**PROBLEM STATEMENT**
Reproduce every line in the listing that contains the word "icon".

== Segment start ==

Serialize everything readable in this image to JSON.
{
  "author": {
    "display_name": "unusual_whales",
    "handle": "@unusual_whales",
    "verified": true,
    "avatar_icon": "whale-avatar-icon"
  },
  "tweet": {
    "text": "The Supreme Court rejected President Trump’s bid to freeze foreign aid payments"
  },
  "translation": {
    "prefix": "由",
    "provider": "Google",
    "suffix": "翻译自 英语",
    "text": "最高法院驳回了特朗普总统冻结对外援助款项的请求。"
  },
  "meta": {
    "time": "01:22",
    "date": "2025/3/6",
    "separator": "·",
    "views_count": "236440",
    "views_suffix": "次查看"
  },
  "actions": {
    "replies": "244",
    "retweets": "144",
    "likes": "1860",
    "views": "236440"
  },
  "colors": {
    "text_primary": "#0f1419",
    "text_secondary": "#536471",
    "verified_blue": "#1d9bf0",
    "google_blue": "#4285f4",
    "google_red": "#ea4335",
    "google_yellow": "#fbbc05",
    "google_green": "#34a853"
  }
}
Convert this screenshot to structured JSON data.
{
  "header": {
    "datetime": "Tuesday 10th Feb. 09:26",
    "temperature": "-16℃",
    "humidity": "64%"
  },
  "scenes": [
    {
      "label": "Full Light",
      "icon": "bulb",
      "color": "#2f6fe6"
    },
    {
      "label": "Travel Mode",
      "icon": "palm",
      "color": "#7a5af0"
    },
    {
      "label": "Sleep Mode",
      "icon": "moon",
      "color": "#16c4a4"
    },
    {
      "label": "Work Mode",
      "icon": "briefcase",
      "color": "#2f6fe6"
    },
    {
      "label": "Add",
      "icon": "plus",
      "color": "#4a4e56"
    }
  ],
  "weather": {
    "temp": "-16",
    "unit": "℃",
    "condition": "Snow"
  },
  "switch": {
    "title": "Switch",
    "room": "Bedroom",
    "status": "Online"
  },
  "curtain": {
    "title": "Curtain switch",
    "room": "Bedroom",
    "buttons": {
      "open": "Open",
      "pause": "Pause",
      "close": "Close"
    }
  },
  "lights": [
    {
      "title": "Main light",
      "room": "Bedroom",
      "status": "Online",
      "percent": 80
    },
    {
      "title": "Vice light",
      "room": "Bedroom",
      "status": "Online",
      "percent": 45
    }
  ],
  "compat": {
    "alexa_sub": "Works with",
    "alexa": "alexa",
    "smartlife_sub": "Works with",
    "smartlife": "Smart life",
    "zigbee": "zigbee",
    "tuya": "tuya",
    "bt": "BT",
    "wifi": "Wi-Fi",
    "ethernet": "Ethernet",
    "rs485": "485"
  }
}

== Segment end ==

**SOLUTION TO THIS PROBLEM**
    "avatar_icon": "whale-avatar-icon"
      "icon": "bulb",
      "icon": "palm",
      "icon": "moon",
      "icon": "briefcase",
      "icon": "plus",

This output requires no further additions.